§ Task to complete: Each line of the records that includes "kind" should be found and copied.

>>

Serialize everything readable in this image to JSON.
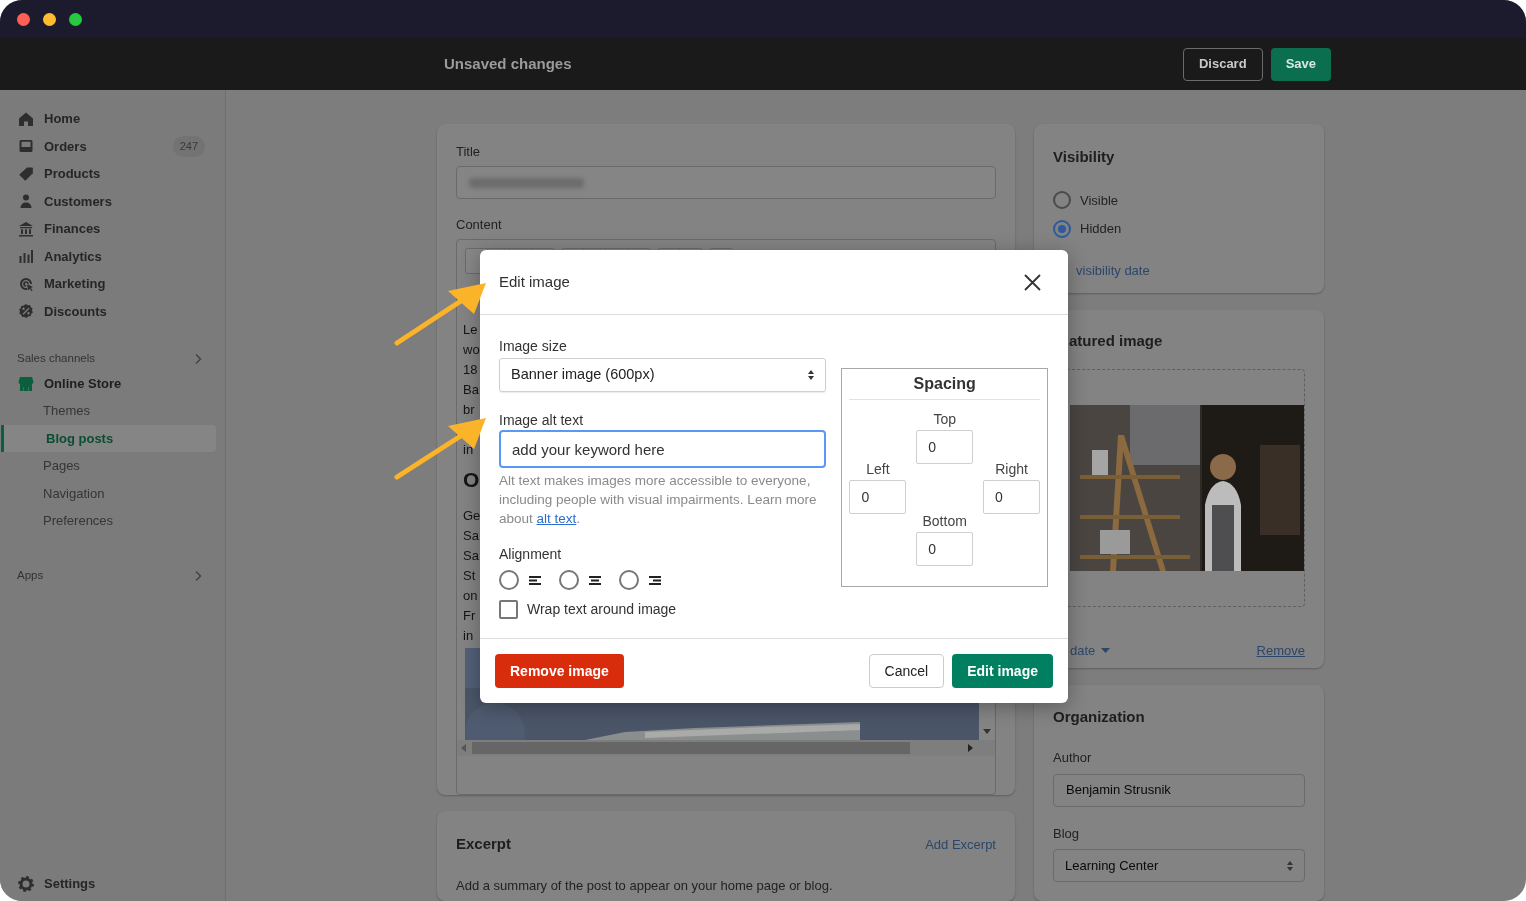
{
  "top_bar": {
    "title": "Unsaved changes",
    "buttons": [
      {
        "label": "Discard",
        "kind": "secondary"
      },
      {
        "label": "Save",
        "kind": "primary"
      }
    ]
  },
  "sidebar": {
    "items": [
      {
        "label": "Home",
        "selected": false
      },
      {
        "label": "Orders",
        "badge": "247",
        "selected": false
      },
      {
        "label": "Products",
        "selected": false
      },
      {
        "label": "Customers",
        "selected": false
      },
      {
        "label": "Finances",
        "selected": false
      },
      {
        "label": "Analytics",
        "selected": false
      },
      {
        "label": "Marketing",
        "selected": false
      },
      {
        "label": "Discounts",
        "selected": false
      }
    ],
    "sections": [
      {
        "label": "Sales channels",
        "items": [
          {
            "label": "Online Store",
            "selected": false,
            "children": [
              {
                "label": "Themes",
                "selected": false
              },
              {
                "label": "Blog posts",
                "selected": true
              },
              {
                "label": "Pages",
                "selected": false
              },
              {
                "label": "Navigation",
                "selected": false
              },
              {
                "label": "Preferences",
                "selected": false
              }
            ]
          }
        ]
      },
      {
        "label": "Apps"
      }
    ],
    "footer_item": {
      "label": "Settings",
      "selected": false
    }
  },
  "post_card": {
    "title_label": "Title",
    "content_label": "Content",
    "editor_lines": [
      "Le",
      "wo",
      "18",
      "Ba",
      "br"
    ],
    "editor_line_after_gap": "in",
    "editor_heading": "O",
    "editor_lines_after": [
      "Ge",
      "Sa",
      "Sa",
      "St",
      "on",
      "Fr",
      "in"
    ]
  },
  "excerpt_card": {
    "title": "Excerpt",
    "action": "Add Excerpt",
    "description": "Add a summary of the post to appear on your home page or blog."
  },
  "visibility_card": {
    "title": "Visibility",
    "options": [
      {
        "label": "Visible",
        "selected": false
      },
      {
        "label": "Hidden",
        "selected": true
      }
    ],
    "link": "visibility date"
  },
  "featured_image_card": {
    "title": "atured image",
    "date_link": "date",
    "remove_link": "Remove"
  },
  "organization_card": {
    "title": "Organization",
    "author": {
      "label": "Author",
      "value": "Benjamin Strusnik"
    },
    "blog": {
      "label": "Blog",
      "value": "Learning Center"
    }
  },
  "dialog": {
    "title": "Edit image",
    "image_size": {
      "label": "Image size",
      "value": "Banner image (600px)"
    },
    "alt_text": {
      "label": "Image alt text",
      "value": "add your keyword here",
      "help": "Alt text makes images more accessible to everyone, including people with visual impairments. Learn more about ",
      "help_link": "alt text",
      "help_end": "."
    },
    "alignment": {
      "label": "Alignment",
      "options": [
        {
          "kind": "left",
          "selected": false
        },
        {
          "kind": "center",
          "selected": false
        },
        {
          "kind": "right",
          "selected": false
        }
      ]
    },
    "wrap": {
      "label": "Wrap text around image",
      "checked": false
    },
    "spacing": {
      "title": "Spacing",
      "top": {
        "label": "Top",
        "value": "0"
      },
      "left": {
        "label": "Left",
        "value": "0"
      },
      "right": {
        "label": "Right",
        "value": "0"
      },
      "bottom": {
        "label": "Bottom",
        "value": "0"
      }
    },
    "buttons": [
      {
        "label": "Remove image",
        "kind": "destructive"
      },
      {
        "label": "Cancel",
        "kind": "secondary"
      },
      {
        "label": "Edit image",
        "kind": "primary"
      }
    ]
  }
}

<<

§ Exercise answer:
        "kind": "secondary"
        "kind": "primary"
          "kind": "left",
          "kind": "center",
          "kind": "right",
        "kind": "destructive"
        "kind": "secondary"
        "kind": "primary"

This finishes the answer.